# Exercise aim:
Restate the full listing precisely as written.

# Entries supplied:
______________________________
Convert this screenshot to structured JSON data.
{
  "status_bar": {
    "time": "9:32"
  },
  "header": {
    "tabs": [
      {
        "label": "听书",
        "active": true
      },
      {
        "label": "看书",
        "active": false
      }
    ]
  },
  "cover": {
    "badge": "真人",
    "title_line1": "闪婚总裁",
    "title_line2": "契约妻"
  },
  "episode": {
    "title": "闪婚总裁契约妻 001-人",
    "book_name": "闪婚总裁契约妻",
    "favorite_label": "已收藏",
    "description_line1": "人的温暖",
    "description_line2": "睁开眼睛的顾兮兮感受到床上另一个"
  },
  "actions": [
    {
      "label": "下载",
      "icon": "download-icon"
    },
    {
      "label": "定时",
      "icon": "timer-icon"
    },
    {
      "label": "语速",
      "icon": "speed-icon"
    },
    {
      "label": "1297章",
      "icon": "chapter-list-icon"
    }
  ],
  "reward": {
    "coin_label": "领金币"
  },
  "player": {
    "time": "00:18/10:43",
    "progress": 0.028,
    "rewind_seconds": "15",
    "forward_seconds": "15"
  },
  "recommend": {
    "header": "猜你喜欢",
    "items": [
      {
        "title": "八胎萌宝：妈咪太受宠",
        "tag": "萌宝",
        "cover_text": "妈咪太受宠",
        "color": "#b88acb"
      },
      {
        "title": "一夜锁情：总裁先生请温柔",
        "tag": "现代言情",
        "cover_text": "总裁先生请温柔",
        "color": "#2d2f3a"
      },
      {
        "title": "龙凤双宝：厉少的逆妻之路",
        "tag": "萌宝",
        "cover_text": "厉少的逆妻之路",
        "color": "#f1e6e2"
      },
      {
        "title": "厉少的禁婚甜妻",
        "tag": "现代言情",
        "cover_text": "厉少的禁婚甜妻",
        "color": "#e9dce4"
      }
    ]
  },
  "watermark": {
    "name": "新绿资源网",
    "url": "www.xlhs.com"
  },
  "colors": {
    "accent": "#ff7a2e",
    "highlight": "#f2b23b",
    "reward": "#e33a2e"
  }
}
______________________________
# Solution to this task:
Convert this screenshot to structured JSON data.
{
  "status_bar": {
    "time": "9:32"
  },
  "header": {
    "tabs": [
      {
        "label": "听书",
        "active": true
      },
      {
        "label": "看书",
        "active": false
      }
    ]
  },
  "cover": {
    "badge": "真人",
    "title_line1": "闪婚总裁",
    "title_line2": "契约妻"
  },
  "episode": {
    "title": "闪婚总裁契约妻 001-人",
    "book_name": "闪婚总裁契约妻",
    "favorite_label": "已收藏",
    "description_line1": "人的温暖",
    "description_line2": "睁开眼睛的顾兮兮感受到床上另一个"
  },
  "actions": [
    {
      "label": "下载",
      "icon": "download-icon"
    },
    {
      "label": "定时",
      "icon": "timer-icon"
    },
    {
      "label": "语速",
      "icon": "speed-icon"
    },
    {
      "label": "1297章",
      "icon": "chapter-list-icon"
    }
  ],
  "reward": {
    "coin_label": "领金币"
  },
  "player": {
    "time": "00:18/10:43",
    "progress": 0.028,
    "rewind_seconds": "15",
    "forward_seconds": "15"
  },
  "recommend": {
    "header": "猜你喜欢",
    "items": [
      {
        "title": "八胎萌宝：妈咪太受宠",
        "tag": "萌宝",
        "cover_text": "妈咪太受宠",
        "color": "#b88acb"
      },
      {
        "title": "一夜锁情：总裁先生请温柔",
        "tag": "现代言情",
        "cover_text": "总裁先生请温柔",
        "color": "#2d2f3a"
      },
      {
        "title": "龙凤双宝：厉少的逆妻之路",
        "tag": "萌宝",
        "cover_text": "厉少的逆妻之路",
        "color": "#f1e6e2"
      },
      {
        "title": "厉少的禁婚甜妻",
        "tag": "现代言情",
        "cover_text": "厉少的禁婚甜妻",
        "color": "#e9dce4"
      }
    ]
  },
  "watermark": {
    "name": "新绿资源网",
    "url": "www.xlhs.com"
  },
  "colors": {
    "accent": "#ff7a2e",
    "highlight": "#f2b23b",
    "reward": "#e33a2e"
  }
}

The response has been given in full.